WHAT IS AN OPAL?
According to Aboriginal legend:
Their ancestor conveyed himself to earth by a great rainbow,
where the rainbow rested there was now a great area of rocks with
all the colours of the rainbow - these were the first Opals.
Opal is defined as aggregated spheres of amorphous silica, with water filling in between the gaps and has no crystalline structure (SiO2,n H2O). Precious Opal and Potch Opal consist of this kind of structure - the difference being the order and regularity of the sizes of the spheres.
Precious Opal shows a play of colours "opalescence" in white light that is due to diffraction from the regular packing of silica spheres of roughly equal size. The colours and patterns are always changing, making opal a gem of infinite beauty. Opal can display all the colours of the spectrum due to the interference and diffraction of light passing through the tiny silica spheres in the structure of the Opal.
Opal that shows no play of colours is also composed of the same spherical clusters, but they are non-uniform in size and are not packed in an orderly manner, thus cancel out any possible diffraction of the light. This type of opal is termed as "potch opal" and has little to no value.
Opal was first discovered in 1840 by a German Professor and Mineralogist, Johannes Menge in the Adelaide Hills, South Australia. Today, Australia produces over 95% of the world’s supply of precious Opal and 100% of the highest quality gems.

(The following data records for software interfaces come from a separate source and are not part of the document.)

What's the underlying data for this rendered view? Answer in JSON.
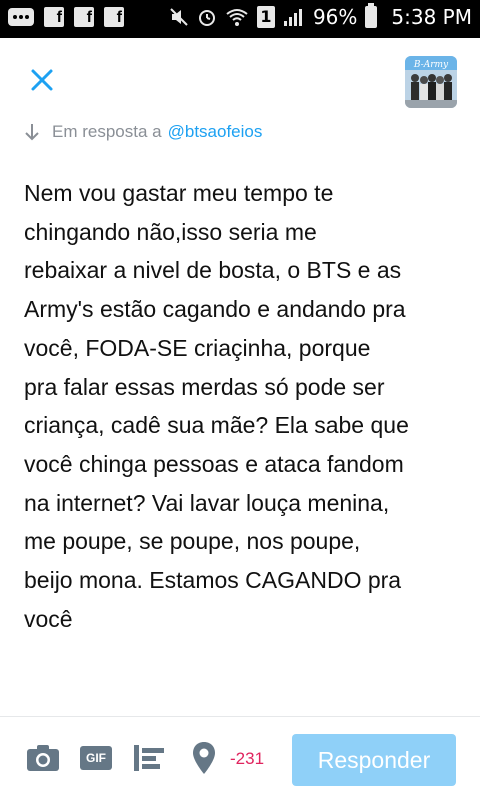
{
  "status_bar": {
    "sim_slot": "1",
    "battery": "96%",
    "time": "5:38 PM"
  },
  "header": {
    "avatar_caption": "B-Army"
  },
  "reply": {
    "prefix": "Em resposta a",
    "handle": "@btsaofeios"
  },
  "tweet": {
    "text": "Nem vou gastar meu tempo te\nchingando não,isso seria me\nrebaixar a nivel de bosta, o BTS e as\nArmy's estão cagando e andando pra\nvocê, FODA-SE criaçinha, porque\npra falar essas merdas só pode ser\ncriança, cadê sua mãe? Ela sabe que\nvocê chinga pessoas e ataca fandom\nna internet? Vai lavar louça menina,\nme poupe, se poupe, nos poupe,\nbeijo mona. Estamos CAGANDO pra\nvocê"
  },
  "toolbar": {
    "gif_label": "GIF",
    "char_counter": "-231",
    "reply_button": "Responder"
  },
  "colors": {
    "accent": "#1da1f2",
    "button_disabled": "#8fd0f8",
    "counter_negative": "#e0245e",
    "icon_gray": "#657786"
  }
}
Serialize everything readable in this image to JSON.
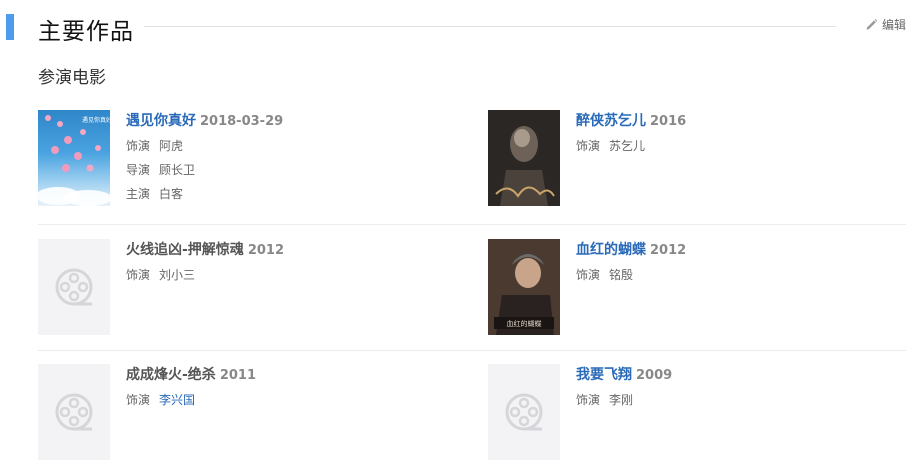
{
  "header": {
    "title": "主要作品",
    "edit_label": "编辑"
  },
  "section": {
    "title": "参演电影"
  },
  "films": [
    {
      "title": "遇见你真好",
      "year": "2018-03-29",
      "title_link": true,
      "poster": "poster-meet-you",
      "roles": [
        {
          "type": "饰演",
          "name": "阿虎"
        },
        {
          "type": "导演",
          "name": "顾长卫"
        },
        {
          "type": "主演",
          "name": "白客"
        }
      ]
    },
    {
      "title": "醉侠苏乞儿",
      "year": "2016",
      "title_link": true,
      "poster": "poster-drunk-hero",
      "roles": [
        {
          "type": "饰演",
          "name": "苏乞儿"
        }
      ]
    },
    {
      "title": "火线追凶-押解惊魂",
      "year": "2012",
      "title_link": false,
      "poster": "film-reel-placeholder",
      "roles": [
        {
          "type": "饰演",
          "name": "刘小三"
        }
      ]
    },
    {
      "title": "血红的蝴蝶",
      "year": "2012",
      "title_link": true,
      "poster": "poster-red-butterfly",
      "roles": [
        {
          "type": "饰演",
          "name": "铭殷"
        }
      ]
    },
    {
      "title": "成成烽火-绝杀",
      "year": "2011",
      "title_link": false,
      "poster": "film-reel-placeholder",
      "roles": [
        {
          "type": "饰演",
          "name": "李兴国",
          "link": true
        }
      ]
    },
    {
      "title": "我要飞翔",
      "year": "2009",
      "title_link": true,
      "poster": "film-reel-placeholder",
      "roles": [
        {
          "type": "饰演",
          "name": "李刚"
        }
      ]
    }
  ],
  "posters": {
    "poster_1_text": "遇见你真好",
    "poster_4_text": "血红的蝴蝶"
  }
}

They are mined in key areas of three states along the shoreline of what was once an inland sea called the Great Artesian Basin. These areas now form part of the Australian outback - known for its harsh, dry climate and inhospitable living conditions, so surprising that such colourful gemstones are recovered from its soil.
Known as Australia’s National Gemstone, opal can convey a mood that is as varied as its type. From the delicate pastel colours of white Coober Pedy opal from South Australia to super-clear crystal opal from Andamooka that is full of light and ablaze with brilliant colour.

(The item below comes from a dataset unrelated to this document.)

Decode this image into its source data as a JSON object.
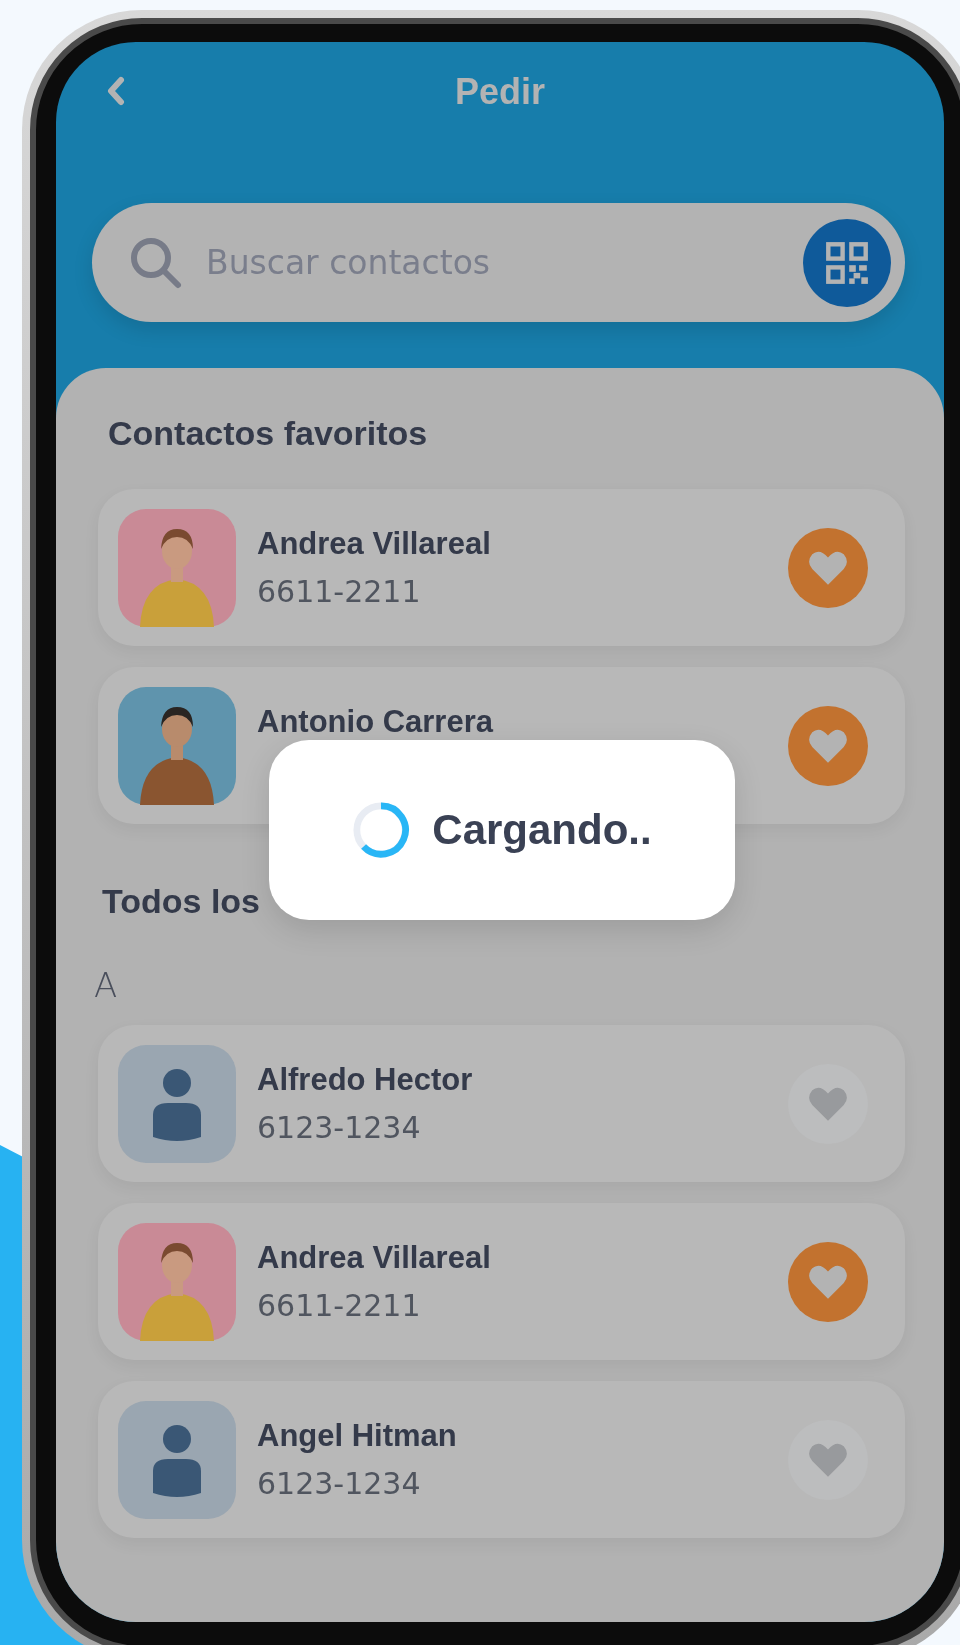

Then you have dramatic streaks of colour that are typical of Queensland boulder opal. This material is found as a vein attached to a dark ironstone host rock and is usually cut to a freeform shape so as to follow the seam of colour, often having an uneven or undulating surface.
The most famous of Australian opals - the black opal - resemble brilliant arrays of rainbow colour set against a black or dark background - typical of high-quality material from Lightning Ridge, New South Wales.
While found in small amounts in other countries such as Ethiopia, Mexico and the USA, Australian opal is considered the finest and brightest in the world. In fact, designers from all over the world derive inspiration from the rainbow of colours seen in Australian opal such as high jewellery ateliers Piaget, Van Cleef & Arpels and Cartier.
Precious Opal is classified on the basis of background colour and the type of colour pattern.
Black Opal, darker in colour, displaying all the colours of the rainbow. The name black is only in reference to the dark rock the opal forms in. Only found in Lightning Ridge, NSW. Known to be the rarest of all opals.
White, Light, Fire or Crystal Opal has a body colour ranging from milky white to translucent. Mostly found in Coober Pedy, South Australia which produces 80% of the worlds opals.
Boulder Opal ranges in colour, forming in Iron-Stone and Sand-Stone a rock inseparable from the opal. Similar in colour to Black Opal, Boulder Opal is often cut in to unusual shapes and sizes. Found in Outback Queensland.
Many factors must be considered when valuing opal, the intensity or brilliance of colour is of most importance, the finest opals are of maximum brightness and clarity. The stones should be free from obvious flaws on the face of the opal but marks on the base do not affect the value.
Consult an opal specialist to help select a gem that is perfect for you - as each opal is one of a kind - just like you.